Audience experiences stories through dance

By definition, dance is the act of moving to music. At Saturday’s Spring Spectacular, Synergy proved there is more to it than that — it can also be a method of storytelling.

With meaning behind its choreography, the College’s dance company conveyed messages about the loss of a loved one, body image and child abuse.

Dancers explore heavy issues like death and self image at Synergy’s dance event. (Janika Berridge / Photo Assistant)

However, not all of the topics were as heavy. From musical numbers to some booty-shaking Beyoncé, Synergy’s 13th annual recital featured a variety of styles — including tap, hip-hop, ballet, pointe and modern. Starting off energetically, the show opened with the entire company dancing to Florence + the Machine’s “Shake It Out.”

The atmosphere became much more serious for “This Woman’s Work.” The stage remained dark as sounds of a car starting, speeding down the road and crashing played overhead. Sirens wailed as dancers Jonathan Velez (choreographer and one of Synergy’s captains) and Cecilia Muscarella (also a captain) took the stage. Muscarella wore white, representing a ghost, as Velez’s character struggled to say goodbye for the last time.

Another powerful piece Velez choreographed was “Lovely,” which was about learning to love one’s self. “I found myself questioning each move, spacing and formation, wondering if I was being true to the struggle of body image in today’s society,” the senior said.

When the song started, six dancers wore tanktops with X’s and dotted lines, representing the marks made before plastic surgery. By the end, each dancer confidently ripped off her shirt, standing in only a black sports bra.

“I loved the idea of them taking off their plastic surgery marked shirts to show them breaking free from the stigma that body image has, and also showing that being ‘lovely’ is being who you are and being proud of that,” Velez said.

Junior Cecilia Muscarella choreographed “Concrete Angel,” focusing on the tragedy of child abuse. As stated in the dance’s intro, approximately five children in the United States are lost each day to abuse-related deaths. The chills-inducing number began with a dancer in angel wings laying next to a child’s gravestone.

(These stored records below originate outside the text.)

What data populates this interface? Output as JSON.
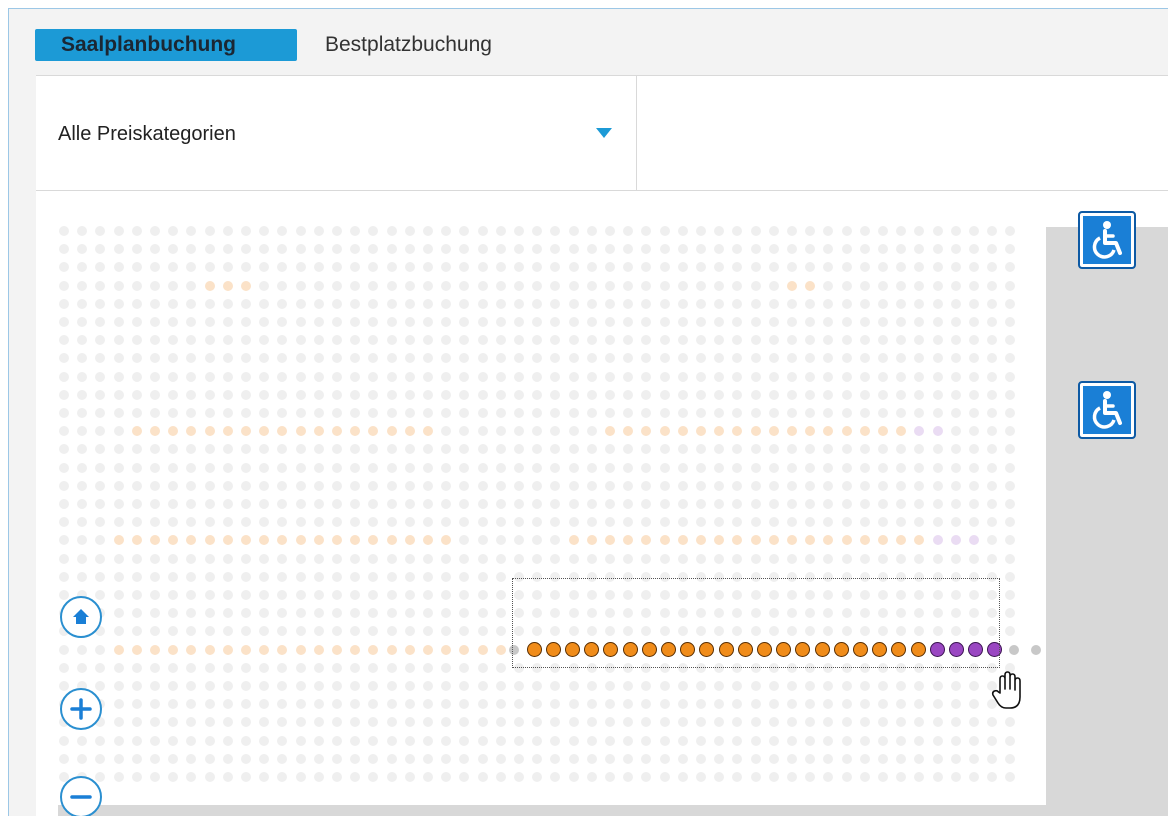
{
  "tabs": [
    {
      "label": "Saalplanbuchung",
      "active": true
    },
    {
      "label": "Bestplatzbuchung",
      "active": false
    }
  ],
  "filter": {
    "price_category": "Alle Preiskategorien",
    "dropdown_icon": "triangle-down-icon"
  },
  "controls": {
    "home_icon": "home-icon",
    "zoom_in_icon": "plus-icon",
    "zoom_out_icon": "minus-icon"
  },
  "legend_icons": [
    "wheelchair-icon",
    "wheelchair-icon"
  ],
  "colors": {
    "accent": "#1c9ad6",
    "seat_orange": "#f08c1a",
    "seat_purple": "#9a47c2",
    "seat_unavailable": "#c8c8c8",
    "wheelchair_blue": "#1a7fd6"
  },
  "selected_row": {
    "orange_seats": 21,
    "purple_seats": 4,
    "unavailable_seats_before": 1,
    "unavailable_seats_after": 2
  }
}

Gianna Arfuso, senior and Synergy vice president, dedicated an equally emotional dance “Over You” to men and women serving in the military. Arfuso was inspired by personal experience; her fiancé is Second Lieutenant in the U.S. Army.

“The dance was about the pain of having to get through every day and missing the person you love the most,” Arfuso said. “I never know what the Army will throw my way, but the pride that I have for what my fiancé has chosen to do is immense.”

“Heist,” a hip-hop performance choreographed by captain and senior Brianna Farrell, was another highlight of the show. The dancers wore black hoodies, as two members of the group broke into a safe, where a dancer popped out holding a bag of stolen money. Another creative number by Farrell was “Enter the Sandman,” which told the story of what goes on when people fall asleep. As one dancer yawns at her pillow, her mind is awakened to monsters moving about.

The show concluded on a sentimental — yet fierce — note as the Synergy seniors took the stage for their final dance. Channeling Beyoncé, the group worked it to “Crazy In Love.”

In between dances, two of the College’s musical groups performed. The Trentones sang an impressive cover of “Somebody I Used to Know” by Gotye. Later on, the Treblemakers, the all-female acapella group, sang two songs, including “Sweet Dreams (Are Made Of This).”

Of course, a recap of the recital would be incomplete without mentioning the show’s emcee: this year’s Mr. Synergy, Michael Dezmin.

Wearing the crown he earned at the male dance pageant, the senior health and exercise science major cracked jokes and kept the crowd amused between acts.